• **Work to complete**
Some lines hold the string "library". Copy all of them from the material that follows.

• **Dataset content**
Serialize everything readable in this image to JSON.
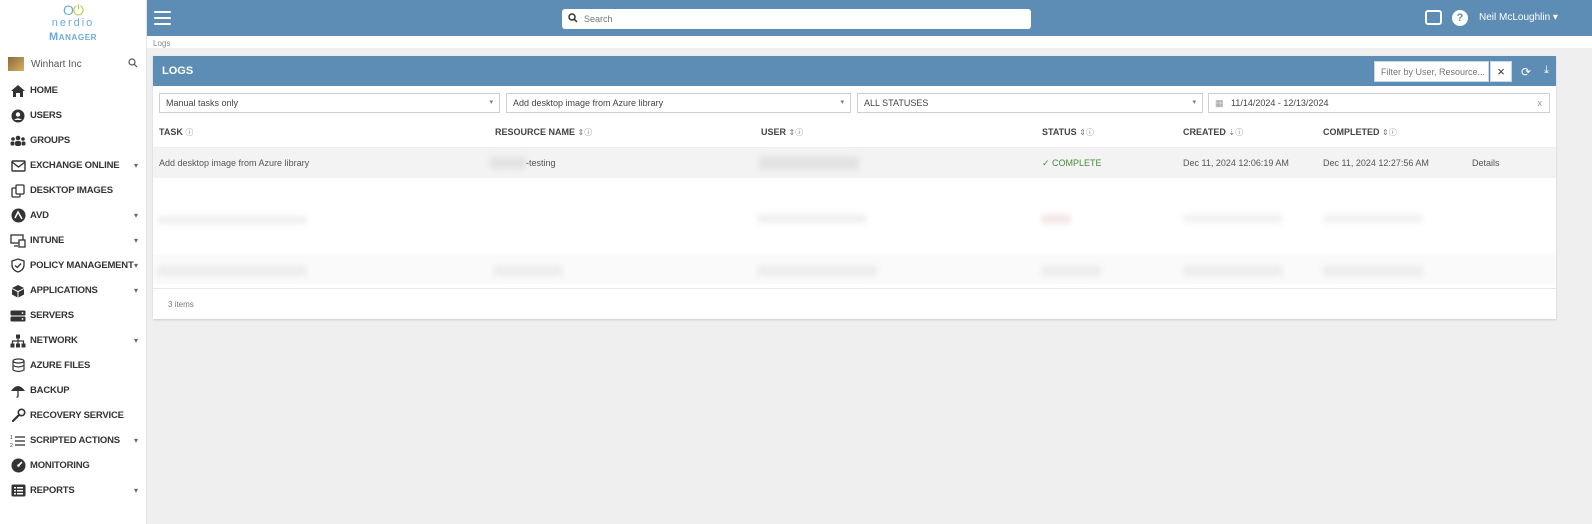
{
  "logo": {
    "word": "nerdio",
    "product": "Manager"
  },
  "tenant": {
    "name": "Winhart Inc"
  },
  "sidebar": {
    "items": [
      {
        "label": "HOME",
        "icon": "home-icon",
        "caret": false
      },
      {
        "label": "USERS",
        "icon": "user-icon",
        "caret": false
      },
      {
        "label": "GROUPS",
        "icon": "users-icon",
        "caret": false
      },
      {
        "label": "EXCHANGE ONLINE",
        "icon": "envelope-icon",
        "caret": true
      },
      {
        "label": "DESKTOP IMAGES",
        "icon": "copy-icon",
        "caret": false
      },
      {
        "label": "AVD",
        "icon": "avd-icon",
        "caret": true
      },
      {
        "label": "INTUNE",
        "icon": "devices-icon",
        "caret": true
      },
      {
        "label": "POLICY MANAGEMENT",
        "icon": "shield-icon",
        "caret": true
      },
      {
        "label": "APPLICATIONS",
        "icon": "box-icon",
        "caret": true
      },
      {
        "label": "SERVERS",
        "icon": "server-icon",
        "caret": false
      },
      {
        "label": "NETWORK",
        "icon": "network-icon",
        "caret": true
      },
      {
        "label": "AZURE FILES",
        "icon": "database-icon",
        "caret": false
      },
      {
        "label": "BACKUP",
        "icon": "umbrella-icon",
        "caret": false
      },
      {
        "label": "RECOVERY SERVICE",
        "icon": "wrench-icon",
        "caret": false
      },
      {
        "label": "SCRIPTED ACTIONS",
        "icon": "ordered-list-icon",
        "caret": true
      },
      {
        "label": "MONITORING",
        "icon": "dashboard-icon",
        "caret": false
      },
      {
        "label": "REPORTS",
        "icon": "list-alt-icon",
        "caret": true
      }
    ],
    "caret_glyph": "▾"
  },
  "topbar": {
    "search_placeholder": "Search",
    "user_name": "Neil McLoughlin ▾",
    "help_glyph": "?"
  },
  "breadcrumb": "Logs",
  "panel": {
    "title": "LOGS",
    "filter_placeholder": "Filter by User, Resource...",
    "clear_glyph": "×",
    "refresh_glyph": "⟳",
    "download_glyph": "⤓"
  },
  "filters": {
    "task_type": "Manual tasks only",
    "task_name": "Add desktop image from Azure library",
    "status": "ALL STATUSES",
    "date_range": "11/14/2024 - 12/13/2024",
    "caret": "▾",
    "calendar_glyph": "▦",
    "clear_glyph": "x"
  },
  "table": {
    "columns": [
      {
        "label": "TASK",
        "sort": "",
        "info": "ⓘ"
      },
      {
        "label": "RESOURCE NAME",
        "sort": "⇕",
        "info": "ⓘ"
      },
      {
        "label": "USER",
        "sort": "⇕",
        "info": "ⓘ"
      },
      {
        "label": "STATUS",
        "sort": "⇕",
        "info": "ⓘ"
      },
      {
        "label": "CREATED",
        "sort": "⇣",
        "info": "ⓘ"
      },
      {
        "label": "COMPLETED",
        "sort": "⇕",
        "info": "ⓘ"
      }
    ],
    "rows": [
      {
        "task": "Add desktop image from Azure library",
        "resource": "-testing",
        "status": "✓ COMPLETE",
        "created": "Dec 11, 2024 12:06:19 AM",
        "completed": "Dec 11, 2024 12:27:56 AM",
        "details": "Details"
      }
    ],
    "footer": "3 items"
  },
  "colors": {
    "topbar": "#5d8db4",
    "panel_header": "#5d8db4",
    "background": "#efefef",
    "status_complete": "#4a8a3a"
  }
}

• **Reply**
    "task_name": "Add desktop image from Azure library",
        "task": "Add desktop image from Azure library",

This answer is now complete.